The price of a certain cryptocurrency is assessed across several major exchanges to find the best price available to optimize the outcome of trading any pairs. Given that optimization is key to crypto trading, advanced algorithms such as smart order routing compare prices across all major crypto exchanges in real-time and simplify trading order execution.

Why is smart order routing particularly important in the crypto ecosystem?

The lack of a central body to regulate crypto markets and the fact that they’re heavily decentralized mandates the need for a system or a set of rules that govern crypto trade orders. In comparison to the US equity market, crypto markets are relatively more volatile which necessitates traders to be equipped with prices of several cryptocurrencies across multiple major exchanges.

How does smart order routing work?

The crypto market is one that is fraught with volatility. The role of a smart order router is therefore to successfully execute a chosen strategy, achieving more than just ‘best price’. In a highly fragmented and fast/dynamic crypto marketplace, smart order routing actually plays a crucial role in minimizing loss.

When a trader order comes through, a smart order router will ideally scan for all possible execution opportunities and will then execute at the best price after deciding on a particular strategy. By taking into consideration several parameters such as price, cost, volatility, position, venue preference, level of market depth, etc., a trader can build their execution strategy to manage or mitigate potential risks.

What are the basic components of a smart order routing system?

Typically, a smart order routing system is cloud-based and makes use of machine learning algorithms, its basic components include:

  • A client gateway that’s useful to receive incoming orders
  • A market gateway that sends orders to trading sites
  • Smart order routing implementation – to retain SOR logic as well as custom algorithms in order to process orders
  • Feed handlers (to provide market data for decision making)
  • A client front-end as the user interface

Like any trading strategy, smart order routing comes with its own set of advantages and disadvantages.

  • Since smart order routing assesses prices across multiple exchanges, it has the ability to simultaneously access several trading venues to identify the most suitable and efficient price execution strategy.
  • It’s a useful framework for the use of custom algorithms.
  • It provides traders with adequate information about each exchange and equips them with additional validation and control.

Along with involving a fair degree of complexity, smart order routing does come with its own issues such as additional latency and a risk of loss.

What’s the future of smart order routing like?

There’s been a significant increase in crypto players making use of smart order routing to gain a competitive advantage, while still maintaining essential standards in compliance and best execution against a likely background of much more intense scrutiny and regulation.

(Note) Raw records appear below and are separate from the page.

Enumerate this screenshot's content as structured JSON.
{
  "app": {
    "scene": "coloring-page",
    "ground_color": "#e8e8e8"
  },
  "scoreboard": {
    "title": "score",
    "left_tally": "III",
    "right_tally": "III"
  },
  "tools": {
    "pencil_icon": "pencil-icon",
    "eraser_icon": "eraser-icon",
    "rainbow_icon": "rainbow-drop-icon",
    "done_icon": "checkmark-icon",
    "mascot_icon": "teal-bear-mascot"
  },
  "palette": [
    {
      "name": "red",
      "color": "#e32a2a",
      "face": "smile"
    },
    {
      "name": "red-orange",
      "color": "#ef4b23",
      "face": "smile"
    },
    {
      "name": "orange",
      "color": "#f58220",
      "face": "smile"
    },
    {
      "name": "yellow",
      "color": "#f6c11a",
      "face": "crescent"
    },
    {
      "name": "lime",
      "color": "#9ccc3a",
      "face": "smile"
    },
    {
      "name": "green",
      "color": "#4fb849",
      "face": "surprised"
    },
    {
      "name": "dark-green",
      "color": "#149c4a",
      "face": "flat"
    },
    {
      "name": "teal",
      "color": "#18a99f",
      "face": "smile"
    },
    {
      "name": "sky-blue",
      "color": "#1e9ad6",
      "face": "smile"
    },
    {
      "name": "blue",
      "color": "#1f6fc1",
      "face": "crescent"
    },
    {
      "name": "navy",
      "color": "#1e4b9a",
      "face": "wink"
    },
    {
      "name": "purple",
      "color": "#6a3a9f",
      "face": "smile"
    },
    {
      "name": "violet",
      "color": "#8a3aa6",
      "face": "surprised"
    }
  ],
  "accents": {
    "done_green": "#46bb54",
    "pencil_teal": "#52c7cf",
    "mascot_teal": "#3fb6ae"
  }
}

As crypto markets continue to evolve, the role of automation and computerized algorithms in making decisions about how and where an order is executed is quite likely to increase, creating more space for advanced trading algorithms like smart order routing.